Instead, have social media interns support on the following tasks
While I don’t believe interns should be given full control of your brand pages, I am actually a huge advocate for using interns to spice up your brand’s digital strategy. There are plenty of ways you can invite your interns to become a part of your social media efforts while minimizing the risk.
Competitive social media analysis
Have your interns put their social prowess to work, by evaluating your competitor’s pages and campaigns. This research can prove invaluable when creating your own content and having a fresh set of eyes may allow you to see your competition’s content in a new light.
Industry research and news recaps
There are hundreds of blog posts a day written about social media and staying abreast of all the changes is difficult. Have your interns filter through industry blogs and send you the highlights to read every day, or once a week. They will learn a lot about social media and branding and you will save time.
While it is never a good idea to have your interns developing content in live time, let them take a stab at helping you develop content calendars ahead of time. You will find interns are a wealth of fun, creative ideas that can break you out of the monotony of trying to come up with something new to say every day.
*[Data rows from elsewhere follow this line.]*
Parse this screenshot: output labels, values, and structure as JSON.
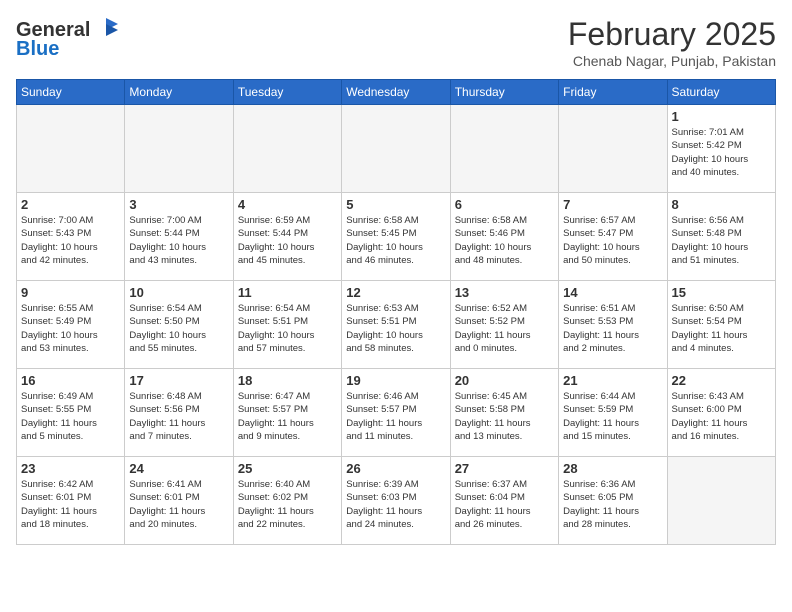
{
  "header": {
    "logo_general": "General",
    "logo_blue": "Blue",
    "month": "February 2025",
    "location": "Chenab Nagar, Punjab, Pakistan"
  },
  "weekdays": [
    "Sunday",
    "Monday",
    "Tuesday",
    "Wednesday",
    "Thursday",
    "Friday",
    "Saturday"
  ],
  "weeks": [
    [
      {
        "day": "",
        "info": ""
      },
      {
        "day": "",
        "info": ""
      },
      {
        "day": "",
        "info": ""
      },
      {
        "day": "",
        "info": ""
      },
      {
        "day": "",
        "info": ""
      },
      {
        "day": "",
        "info": ""
      },
      {
        "day": "1",
        "info": "Sunrise: 7:01 AM\nSunset: 5:42 PM\nDaylight: 10 hours\nand 40 minutes."
      }
    ],
    [
      {
        "day": "2",
        "info": "Sunrise: 7:00 AM\nSunset: 5:43 PM\nDaylight: 10 hours\nand 42 minutes."
      },
      {
        "day": "3",
        "info": "Sunrise: 7:00 AM\nSunset: 5:44 PM\nDaylight: 10 hours\nand 43 minutes."
      },
      {
        "day": "4",
        "info": "Sunrise: 6:59 AM\nSunset: 5:44 PM\nDaylight: 10 hours\nand 45 minutes."
      },
      {
        "day": "5",
        "info": "Sunrise: 6:58 AM\nSunset: 5:45 PM\nDaylight: 10 hours\nand 46 minutes."
      },
      {
        "day": "6",
        "info": "Sunrise: 6:58 AM\nSunset: 5:46 PM\nDaylight: 10 hours\nand 48 minutes."
      },
      {
        "day": "7",
        "info": "Sunrise: 6:57 AM\nSunset: 5:47 PM\nDaylight: 10 hours\nand 50 minutes."
      },
      {
        "day": "8",
        "info": "Sunrise: 6:56 AM\nSunset: 5:48 PM\nDaylight: 10 hours\nand 51 minutes."
      }
    ],
    [
      {
        "day": "9",
        "info": "Sunrise: 6:55 AM\nSunset: 5:49 PM\nDaylight: 10 hours\nand 53 minutes."
      },
      {
        "day": "10",
        "info": "Sunrise: 6:54 AM\nSunset: 5:50 PM\nDaylight: 10 hours\nand 55 minutes."
      },
      {
        "day": "11",
        "info": "Sunrise: 6:54 AM\nSunset: 5:51 PM\nDaylight: 10 hours\nand 57 minutes."
      },
      {
        "day": "12",
        "info": "Sunrise: 6:53 AM\nSunset: 5:51 PM\nDaylight: 10 hours\nand 58 minutes."
      },
      {
        "day": "13",
        "info": "Sunrise: 6:52 AM\nSunset: 5:52 PM\nDaylight: 11 hours\nand 0 minutes."
      },
      {
        "day": "14",
        "info": "Sunrise: 6:51 AM\nSunset: 5:53 PM\nDaylight: 11 hours\nand 2 minutes."
      },
      {
        "day": "15",
        "info": "Sunrise: 6:50 AM\nSunset: 5:54 PM\nDaylight: 11 hours\nand 4 minutes."
      }
    ],
    [
      {
        "day": "16",
        "info": "Sunrise: 6:49 AM\nSunset: 5:55 PM\nDaylight: 11 hours\nand 5 minutes."
      },
      {
        "day": "17",
        "info": "Sunrise: 6:48 AM\nSunset: 5:56 PM\nDaylight: 11 hours\nand 7 minutes."
      },
      {
        "day": "18",
        "info": "Sunrise: 6:47 AM\nSunset: 5:57 PM\nDaylight: 11 hours\nand 9 minutes."
      },
      {
        "day": "19",
        "info": "Sunrise: 6:46 AM\nSunset: 5:57 PM\nDaylight: 11 hours\nand 11 minutes."
      },
      {
        "day": "20",
        "info": "Sunrise: 6:45 AM\nSunset: 5:58 PM\nDaylight: 11 hours\nand 13 minutes."
      },
      {
        "day": "21",
        "info": "Sunrise: 6:44 AM\nSunset: 5:59 PM\nDaylight: 11 hours\nand 15 minutes."
      },
      {
        "day": "22",
        "info": "Sunrise: 6:43 AM\nSunset: 6:00 PM\nDaylight: 11 hours\nand 16 minutes."
      }
    ],
    [
      {
        "day": "23",
        "info": "Sunrise: 6:42 AM\nSunset: 6:01 PM\nDaylight: 11 hours\nand 18 minutes."
      },
      {
        "day": "24",
        "info": "Sunrise: 6:41 AM\nSunset: 6:01 PM\nDaylight: 11 hours\nand 20 minutes."
      },
      {
        "day": "25",
        "info": "Sunrise: 6:40 AM\nSunset: 6:02 PM\nDaylight: 11 hours\nand 22 minutes."
      },
      {
        "day": "26",
        "info": "Sunrise: 6:39 AM\nSunset: 6:03 PM\nDaylight: 11 hours\nand 24 minutes."
      },
      {
        "day": "27",
        "info": "Sunrise: 6:37 AM\nSunset: 6:04 PM\nDaylight: 11 hours\nand 26 minutes."
      },
      {
        "day": "28",
        "info": "Sunrise: 6:36 AM\nSunset: 6:05 PM\nDaylight: 11 hours\nand 28 minutes."
      },
      {
        "day": "",
        "info": ""
      }
    ]
  ]
}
Also, it provides them with valuable experience learning the brand voice and crafting key messages.
Invite your interns to your marketing brainstorming sessions. Interns are often using social media on a daily basis and can provide ideas and insight for your next big social media push.
Do you have questions about how to leverage your interns to your brand's digital benefit? Or, how to choose the right social media manager for your brand or business? Ask them here and I will be sure to answer!
Photo Credit: Aleksandr Slyadnev